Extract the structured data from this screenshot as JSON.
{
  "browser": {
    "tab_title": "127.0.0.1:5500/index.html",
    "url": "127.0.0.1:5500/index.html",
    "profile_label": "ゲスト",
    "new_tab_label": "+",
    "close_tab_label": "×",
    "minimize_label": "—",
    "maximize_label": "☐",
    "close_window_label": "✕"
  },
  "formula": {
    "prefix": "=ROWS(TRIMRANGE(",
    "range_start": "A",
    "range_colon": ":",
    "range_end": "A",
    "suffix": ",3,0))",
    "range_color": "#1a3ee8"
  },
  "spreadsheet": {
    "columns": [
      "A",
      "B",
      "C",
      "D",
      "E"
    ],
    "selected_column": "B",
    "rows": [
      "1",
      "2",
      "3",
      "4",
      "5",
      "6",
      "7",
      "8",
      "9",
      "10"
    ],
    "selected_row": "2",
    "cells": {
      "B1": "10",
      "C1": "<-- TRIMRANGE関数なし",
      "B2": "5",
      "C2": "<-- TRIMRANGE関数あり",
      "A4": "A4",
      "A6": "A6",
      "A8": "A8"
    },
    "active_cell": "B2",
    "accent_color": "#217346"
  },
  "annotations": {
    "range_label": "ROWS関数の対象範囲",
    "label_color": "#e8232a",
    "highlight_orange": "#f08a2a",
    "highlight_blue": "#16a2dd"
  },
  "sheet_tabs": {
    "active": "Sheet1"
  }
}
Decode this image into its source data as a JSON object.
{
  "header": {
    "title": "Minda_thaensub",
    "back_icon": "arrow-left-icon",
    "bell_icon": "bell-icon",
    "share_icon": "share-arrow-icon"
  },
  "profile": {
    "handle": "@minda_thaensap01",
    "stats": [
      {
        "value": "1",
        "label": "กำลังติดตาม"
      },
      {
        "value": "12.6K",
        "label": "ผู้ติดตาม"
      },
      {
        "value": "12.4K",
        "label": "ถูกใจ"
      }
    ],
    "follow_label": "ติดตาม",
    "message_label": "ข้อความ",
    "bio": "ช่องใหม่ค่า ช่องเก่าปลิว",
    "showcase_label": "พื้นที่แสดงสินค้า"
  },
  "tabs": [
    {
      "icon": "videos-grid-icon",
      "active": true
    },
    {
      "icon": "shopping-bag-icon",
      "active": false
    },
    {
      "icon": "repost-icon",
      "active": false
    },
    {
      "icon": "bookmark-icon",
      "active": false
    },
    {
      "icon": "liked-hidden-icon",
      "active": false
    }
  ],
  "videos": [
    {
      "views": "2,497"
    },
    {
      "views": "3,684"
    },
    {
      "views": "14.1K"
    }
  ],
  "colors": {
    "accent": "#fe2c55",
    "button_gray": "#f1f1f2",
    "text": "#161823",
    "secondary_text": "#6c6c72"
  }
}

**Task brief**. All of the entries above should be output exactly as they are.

**Written solution**.
Extract the structured data from this screenshot as JSON.
{
  "browser": {
    "tab_title": "127.0.0.1:5500/index.html",
    "url": "127.0.0.1:5500/index.html",
    "profile_label": "ゲスト",
    "new_tab_label": "+",
    "close_tab_label": "×",
    "minimize_label": "—",
    "maximize_label": "☐",
    "close_window_label": "✕"
  },
  "formula": {
    "prefix": "=ROWS(TRIMRANGE(",
    "range_start": "A",
    "range_colon": ":",
    "range_end": "A",
    "suffix": ",3,0))",
    "range_color": "#1a3ee8"
  },
  "spreadsheet": {
    "columns": [
      "A",
      "B",
      "C",
      "D",
      "E"
    ],
    "selected_column": "B",
    "rows": [
      "1",
      "2",
      "3",
      "4",
      "5",
      "6",
      "7",
      "8",
      "9",
      "10"
    ],
    "selected_row": "2",
    "cells": {
      "B1": "10",
      "C1": "<-- TRIMRANGE関数なし",
      "B2": "5",
      "C2": "<-- TRIMRANGE関数あり",
      "A4": "A4",
      "A6": "A6",
      "A8": "A8"
    },
    "active_cell": "B2",
    "accent_color": "#217346"
  },
  "annotations": {
    "range_label": "ROWS関数の対象範囲",
    "label_color": "#e8232a",
    "highlight_orange": "#f08a2a",
    "highlight_blue": "#16a2dd"
  },
  "sheet_tabs": {
    "active": "Sheet1"
  }
}
Decode this image into its source data as a JSON object.
{
  "header": {
    "title": "Minda_thaensub",
    "back_icon": "arrow-left-icon",
    "bell_icon": "bell-icon",
    "share_icon": "share-arrow-icon"
  },
  "profile": {
    "handle": "@minda_thaensap01",
    "stats": [
      {
        "value": "1",
        "label": "กำลังติดตาม"
      },
      {
        "value": "12.6K",
        "label": "ผู้ติดตาม"
      },
      {
        "value": "12.4K",
        "label": "ถูกใจ"
      }
    ],
    "follow_label": "ติดตาม",
    "message_label": "ข้อความ",
    "bio": "ช่องใหม่ค่า ช่องเก่าปลิว",
    "showcase_label": "พื้นที่แสดงสินค้า"
  },
  "tabs": [
    {
      "icon": "videos-grid-icon",
      "active": true
    },
    {
      "icon": "shopping-bag-icon",
      "active": false
    },
    {
      "icon": "repost-icon",
      "active": false
    },
    {
      "icon": "bookmark-icon",
      "active": false
    },
    {
      "icon": "liked-hidden-icon",
      "active": false
    }
  ],
  "videos": [
    {
      "views": "2,497"
    },
    {
      "views": "3,684"
    },
    {
      "views": "14.1K"
    }
  ],
  "colors": {
    "accent": "#fe2c55",
    "button_gray": "#f1f1f2",
    "text": "#161823",
    "secondary_text": "#6c6c72"
  }
}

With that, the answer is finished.